Honeybees suffer severe learning and memory deficits after ingesting very small doses of the pesticide chlorpyrifos, potentially threatening their success and survival, new research from New Zealand suggests.
Researchers from the University of Otago’s Departments of Zoology and Chemistry collected bees from 51 hives across 17 locations in the province of Otago in southern New Zealand and measured their chlorpyrifos levels.
They detected low levels of pesticide in bees at three of the 17 sites and in six of the 51 hives they examined.
Finding chlorpyrifos was not a surprise. In 2013, Associate Professor Kim Hageman and her team from Otago’s Department of Chemistry showed that chlorpyrifos was detectable in air, water, and plant samples even in non-sprayed areas of the country, because this pesticide has a high ability to volatilize and travel great distances.
In the laboratory they then fed other bees with similar amounts of the pesticide, which is used around the world to protect food crops against insects and mites, and put them through learning performance tests.
Study lead author Dr. Elodie Urlacher says they found that chlorpyrifos-fed bees had worse odor-learning abilities and also recalled odors more poorly later, even though the dose they ingested is considered to be safe.
“The dosed bees were less likely to respond specifically to an odor that was previously rewarded,” Urlacher says. “As honey bees rely on such memory mechanisms to target flowers, chlorpyrifos exposure may be stunting their effectiveness as nectar foragers and pollinators.”
The study identified the threshold dose for sub-lethal effects of chlorpyrifos on odor-learning and recall as 50 picograms of chlorpyrifos ingested per bee.
“This amount is thousands of times lower than the lethal dose of pure chlorpyrifos, which is around 100 billionths of a gram. Also, it is in the low range of the levels we measured in bees in the field.”

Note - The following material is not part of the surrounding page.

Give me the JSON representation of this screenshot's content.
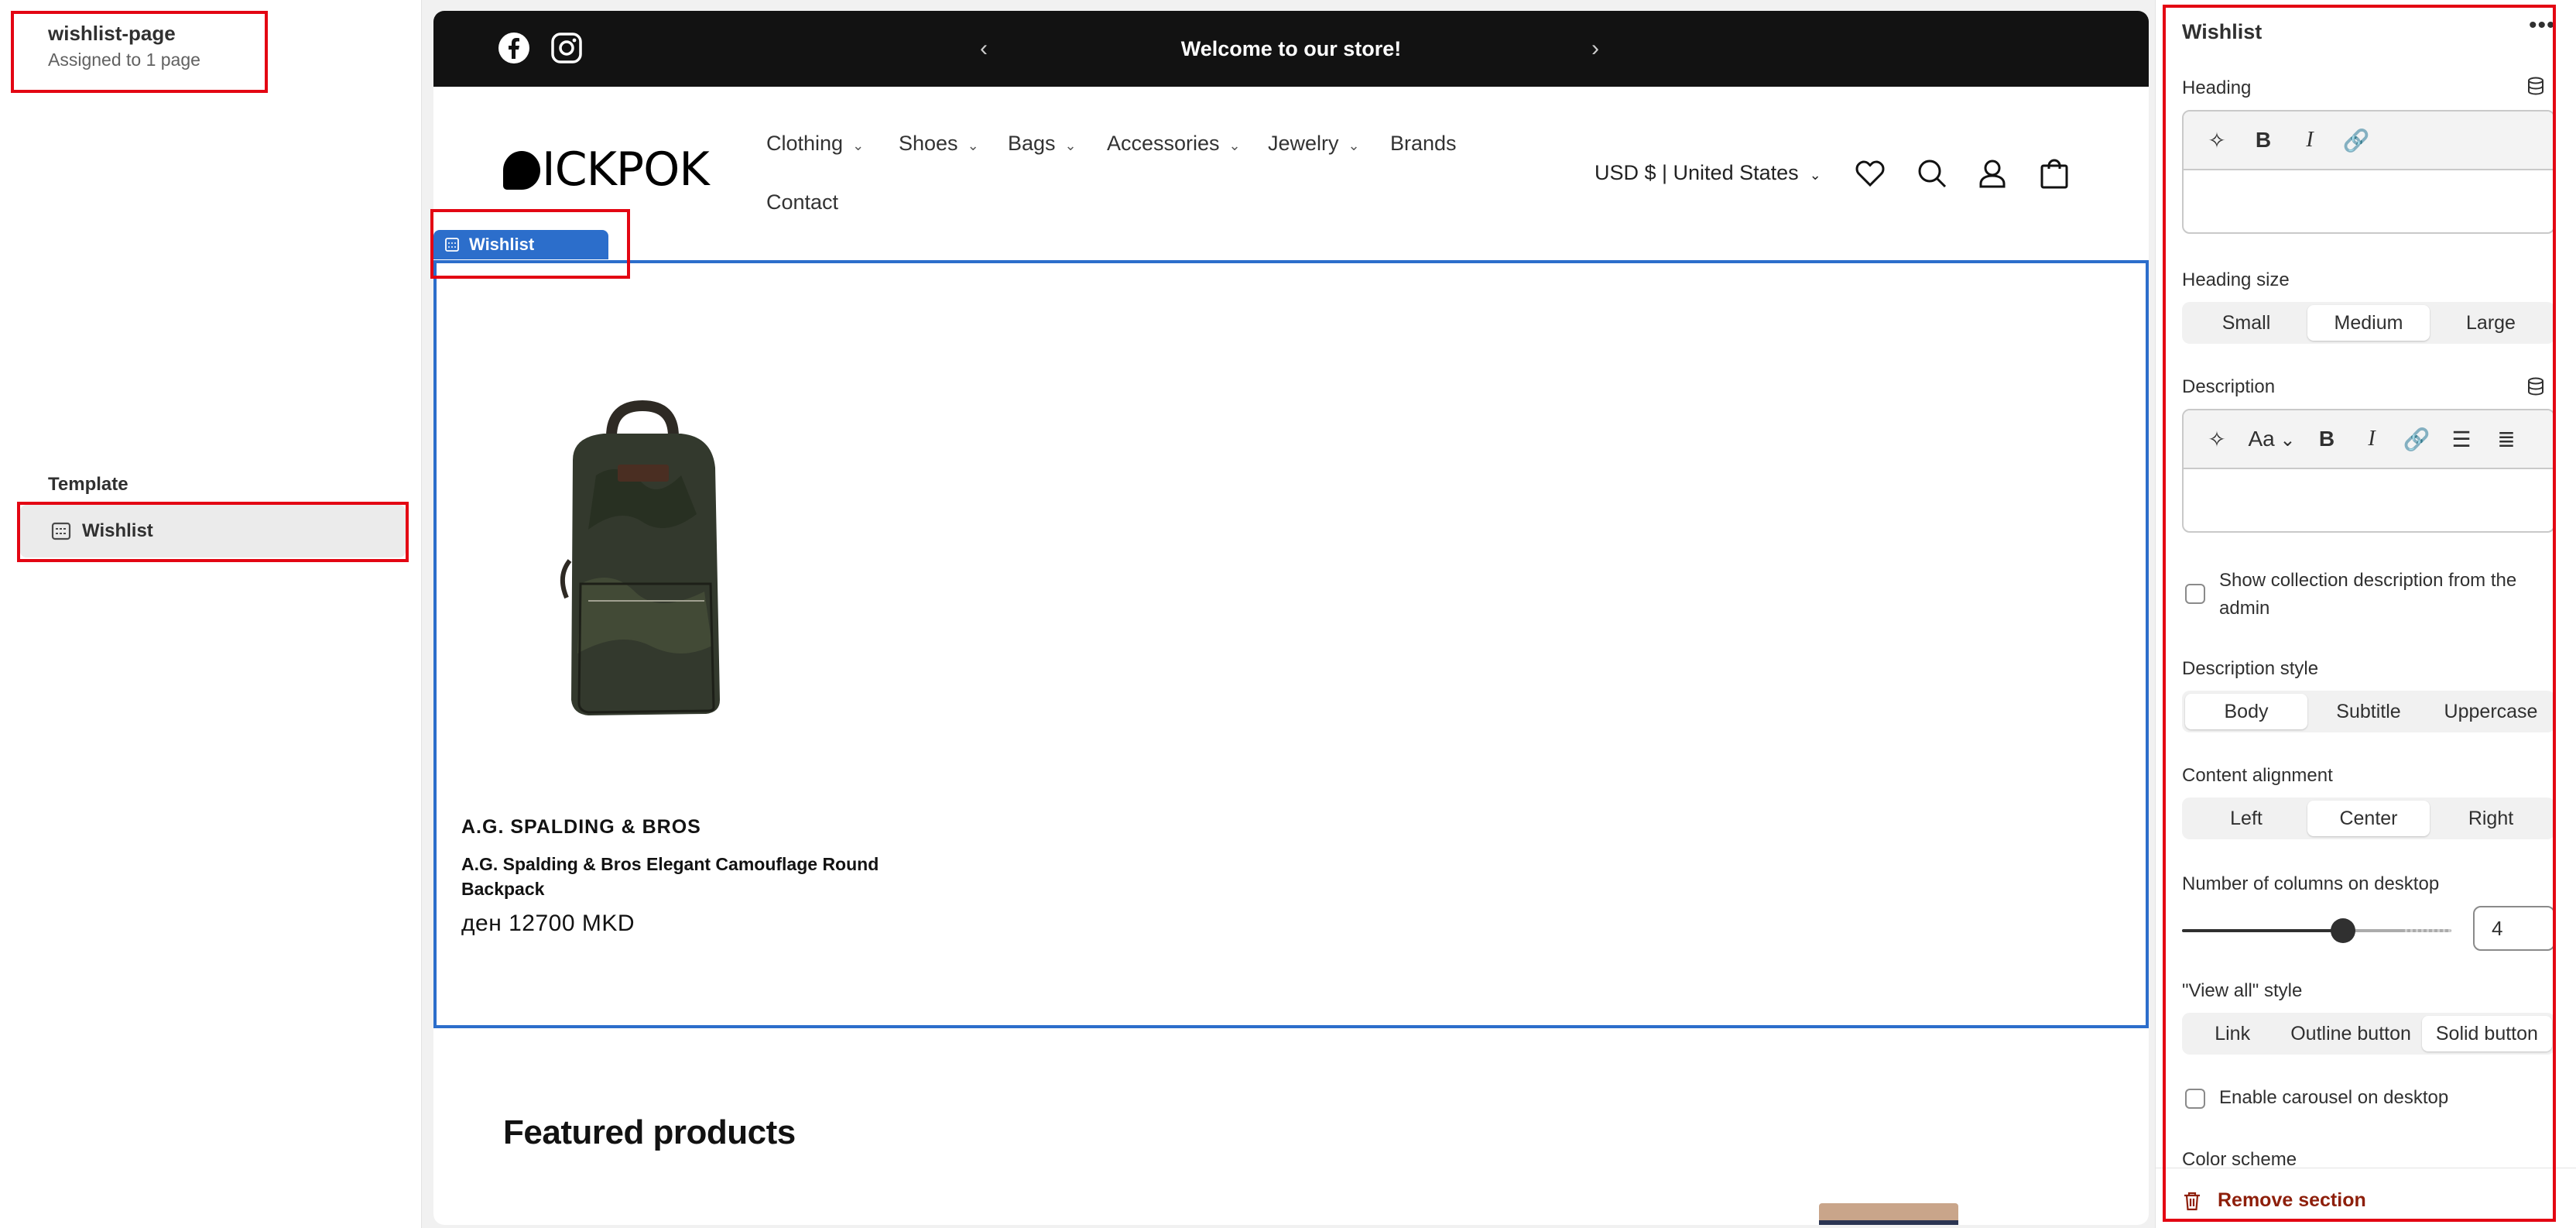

The research is the first to establish the threshold at which a pesticide has an effect on memory specificity in bees while also measuring doses in bee populations in the field, Urlacher says.
“Our findings raise some challenging questions about regulating this pesticide’s use,” she says. “It’s now clear that it is not just the lethal effects on bees that need to be taken into account, but also the serious sub-lethal ones at minute doses.”